Impacting the community one flight at a time

  • Published
  • By Airman 1st Class Nicholas Benroth
  • 23rd Wing Public Affairs
To help the public understand what the Air Force is all about, a specially-developed team takes to the skies throughout the year.

The A-10 East Demonstration Team travels across the U.S. and the world to share the Air Force story and put a face with the Air Force.

'Interacting with the community really gives me a chance to educate people about exactly what it is that our military does," said Maj. Dylan "Habu" Thorpe, A-10 East Demonstration Team pilot. "Specifically with the A-10C Thunderbolt II, I am asked how long ago did they retire these or does the Air Force still use these. I use those chances to inform them on the A-10 and its uses in the military."

With military bases spread out all over the U.S., many people do not have a lot of interaction with the military, so this gives Major Thorpe and the A-10 demonstration team the chance to educate people.

"Many times the air shows we do are the only place that these people will be able to interact with the military, especially at civilian shows," said Major Thorpe. "For shows on military bases, this is usually their first time behind the gates and that's when they get to really see firsthand what we are doing."

Major Thorpe isn't the only one with a story he has met people from all different walks of life that have stories of their own.

"'I have learned as much from the people I meet as they have learned from me," said Major Thorpe. "I have spoken with veterans who have served in World War II all the way to current conflicts. The stories and memories they share make it an honor to perform for them."

The team's involvement with the community goes beyond their time performing. They also spend time visiting hospitals or taking trips to schools in the areas around the air shows.

"This will be my second year as a member of this demonstration team and the work that we do with children and the community really helps them understand the work we do," said Staff Sgt. Adam Sunner, A-10 East Demonstration Team crew chief. "I remember going to a school visit one time and walked into a gym full of children. They listened to us and learned about what we do. For a lot of them this was there first time interacting with the military."

The team demonstrates what Airmen do every day to thousands of people, whether it's during the performance or during one of their many community visits.

"Whenever people thank me for my service, I always remind them that the demonstration team is only here to represent the thousands of Airmen, Marines, soldiers and sailors who are supporting the mission day in and day out behind the scenes," said Major Thorpe.

"All the cheers we get when we prepare, launch and fly an A-10 really belong to all of us who serve our country," said Major Thorpe. "Since the demonstration team spends a lot of time in the public eye, it's cool to be that 'gateway of respect' and I can't tell my fellow service members enough how much their country really appreciates what we all do for them."
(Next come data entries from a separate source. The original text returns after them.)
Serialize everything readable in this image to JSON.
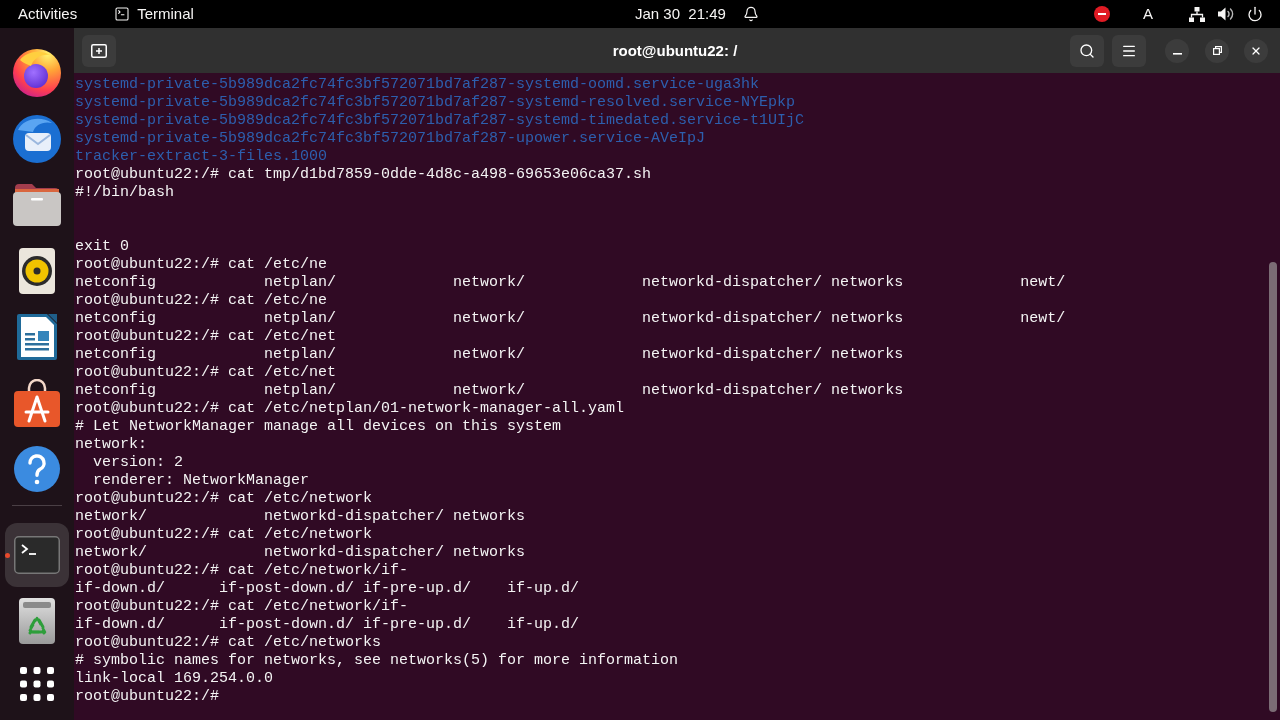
{
  "top_bar": {
    "activities": "Activities",
    "app_menu": "Terminal",
    "clock": "Jan 30  21:49",
    "input_source": "A"
  },
  "dock": {
    "favorites": [
      {
        "kind": "browser",
        "active": false
      },
      {
        "kind": "mail",
        "active": false
      },
      {
        "kind": "files",
        "active": false
      },
      {
        "kind": "music",
        "active": false
      },
      {
        "kind": "writer",
        "active": false
      },
      {
        "kind": "store",
        "active": false
      },
      {
        "kind": "help",
        "active": false
      }
    ],
    "others": [
      {
        "kind": "terminal",
        "active": true
      },
      {
        "kind": "trash",
        "active": false
      }
    ]
  },
  "window": {
    "title": "root@ubuntu22: /"
  },
  "terminal": {
    "lines": [
      {
        "kind": "dir",
        "text": "systemd-private-5b989dca2fc74fc3bf572071bd7af287-systemd-oomd.service-uga3hk"
      },
      {
        "kind": "dir",
        "text": "systemd-private-5b989dca2fc74fc3bf572071bd7af287-systemd-resolved.service-NYEpkp"
      },
      {
        "kind": "dir",
        "text": "systemd-private-5b989dca2fc74fc3bf572071bd7af287-systemd-timedated.service-t1UIjC"
      },
      {
        "kind": "dir",
        "text": "systemd-private-5b989dca2fc74fc3bf572071bd7af287-upower.service-AVeIpJ"
      },
      {
        "kind": "dir",
        "text": "tracker-extract-3-files.1000"
      },
      {
        "kind": "text",
        "text": "root@ubuntu22:/# cat tmp/d1bd7859-0dde-4d8c-a498-69653e06ca37.sh"
      },
      {
        "kind": "text",
        "text": "#!/bin/bash"
      },
      {
        "kind": "blank"
      },
      {
        "kind": "blank"
      },
      {
        "kind": "text",
        "text": "exit 0"
      },
      {
        "kind": "text",
        "text": "root@ubuntu22:/# cat /etc/ne"
      },
      {
        "kind": "text",
        "text": "netconfig            netplan/             network/             networkd-dispatcher/ networks             newt/"
      },
      {
        "kind": "text",
        "text": "root@ubuntu22:/# cat /etc/ne"
      },
      {
        "kind": "text",
        "text": "netconfig            netplan/             network/             networkd-dispatcher/ networks             newt/"
      },
      {
        "kind": "text",
        "text": "root@ubuntu22:/# cat /etc/net"
      },
      {
        "kind": "text",
        "text": "netconfig            netplan/             network/             networkd-dispatcher/ networks"
      },
      {
        "kind": "text",
        "text": "root@ubuntu22:/# cat /etc/net"
      },
      {
        "kind": "text",
        "text": "netconfig            netplan/             network/             networkd-dispatcher/ networks"
      },
      {
        "kind": "text",
        "text": "root@ubuntu22:/# cat /etc/netplan/01-network-manager-all.yaml"
      },
      {
        "kind": "text",
        "text": "# Let NetworkManager manage all devices on this system"
      },
      {
        "kind": "text",
        "text": "network:"
      },
      {
        "kind": "text",
        "text": "  version: 2"
      },
      {
        "kind": "text",
        "text": "  renderer: NetworkManager"
      },
      {
        "kind": "text",
        "text": "root@ubuntu22:/# cat /etc/network"
      },
      {
        "kind": "text",
        "text": "network/             networkd-dispatcher/ networks"
      },
      {
        "kind": "text",
        "text": "root@ubuntu22:/# cat /etc/network"
      },
      {
        "kind": "text",
        "text": "network/             networkd-dispatcher/ networks"
      },
      {
        "kind": "text",
        "text": "root@ubuntu22:/# cat /etc/network/if-"
      },
      {
        "kind": "text",
        "text": "if-down.d/      if-post-down.d/ if-pre-up.d/    if-up.d/"
      },
      {
        "kind": "text",
        "text": "root@ubuntu22:/# cat /etc/network/if-"
      },
      {
        "kind": "text",
        "text": "if-down.d/      if-post-down.d/ if-pre-up.d/    if-up.d/"
      },
      {
        "kind": "text",
        "text": "root@ubuntu22:/# cat /etc/networks"
      },
      {
        "kind": "text",
        "text": "# symbolic names for networks, see networks(5) for more information"
      },
      {
        "kind": "text",
        "text": "link-local 169.254.0.0"
      },
      {
        "kind": "text",
        "text": "root@ubuntu22:/#"
      }
    ]
  }
}
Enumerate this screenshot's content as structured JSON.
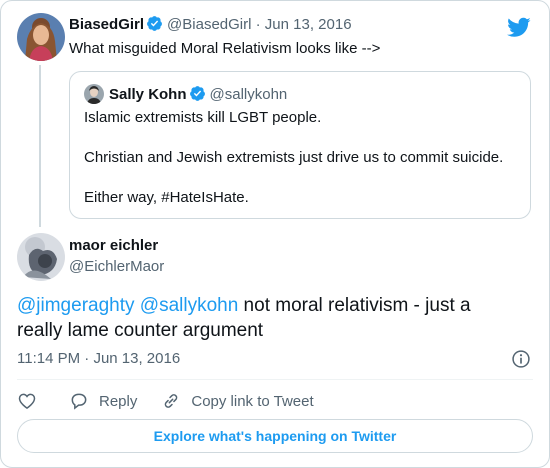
{
  "colors": {
    "accent": "#1d9bf0",
    "muted": "#536471",
    "text": "#0f1419",
    "border": "#cfd9de",
    "like": "#536471"
  },
  "tweet": {
    "author_name": "BiasedGirl",
    "author_handle": "@BiasedGirl",
    "separator": "·",
    "date": "Jun 13, 2016",
    "text": "What misguided Moral Relativism looks like -->",
    "quoted": {
      "author_name": "Sally Kohn",
      "author_handle": "@sallykohn",
      "lines": [
        "Islamic extremists kill LGBT people.",
        "Christian and Jewish extremists just drive us to commit suicide.",
        "Either way, #HateIsHate."
      ]
    }
  },
  "reply": {
    "author_name": "maor eichler",
    "author_handle": "@EichlerMaor",
    "mention1": "@jimgeraghty",
    "mention2": "@sallykohn",
    "text": " not moral relativism - just a really lame counter argument",
    "time": "11:14 PM",
    "separator": "·",
    "date": "Jun 13, 2016"
  },
  "actions": {
    "like_icon": "heart-icon",
    "reply_label": "Reply",
    "copy_label": "Copy link to Tweet"
  },
  "explore_label": "Explore what's happening on Twitter"
}
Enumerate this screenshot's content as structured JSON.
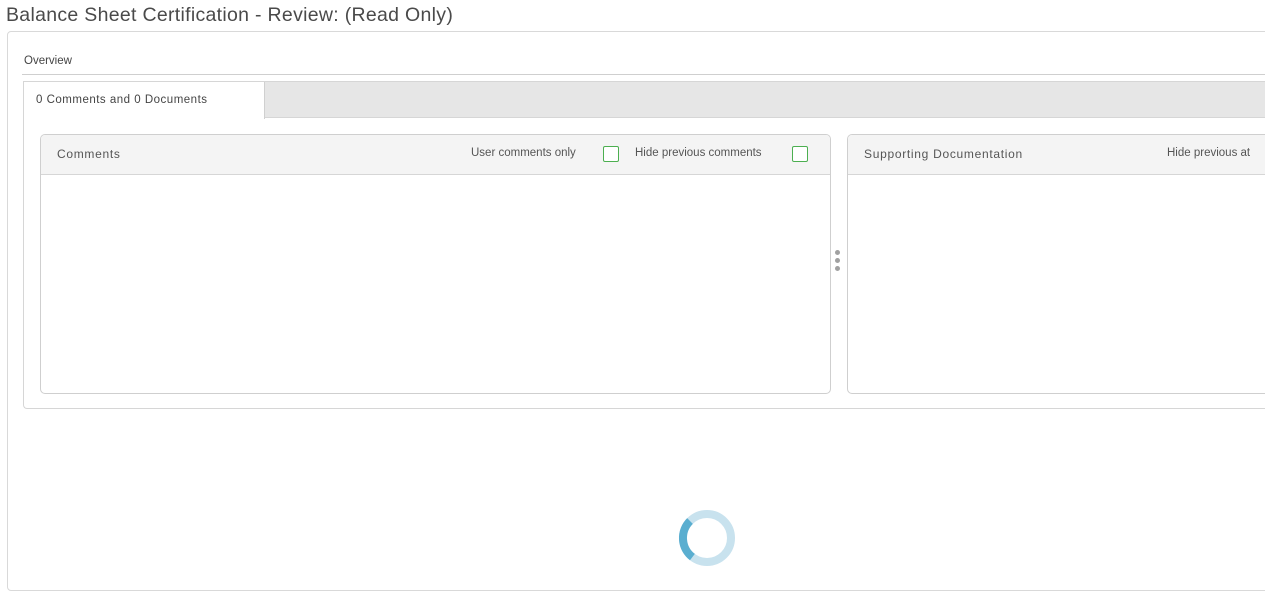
{
  "page": {
    "title": "Balance Sheet Certification - Review: (Read Only)"
  },
  "overview": {
    "label": "Overview"
  },
  "tabs": [
    {
      "label": "0 Comments and 0 Documents",
      "active": true
    }
  ],
  "comments_panel": {
    "title": "Comments",
    "user_comments_only_label": "User comments only",
    "hide_previous_comments_label": "Hide previous comments",
    "user_comments_only_checked": false,
    "hide_previous_comments_checked": false
  },
  "docs_panel": {
    "title": "Supporting Documentation",
    "hide_previous_label": "Hide previous at"
  },
  "colors": {
    "checkbox_border": "#4caf50",
    "spinner_light": "#c8e2ee",
    "spinner_dark": "#5aaed0"
  },
  "icons": {
    "splitter": "vertical-dots-icon",
    "loading": "loading-spinner-icon"
  }
}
One of the team's most recent demonstrations was at the Jones Beach Air Show, N.Y., where they performed for approximately 200,000 people over two days and spent time with Air Force ROTC members and the community.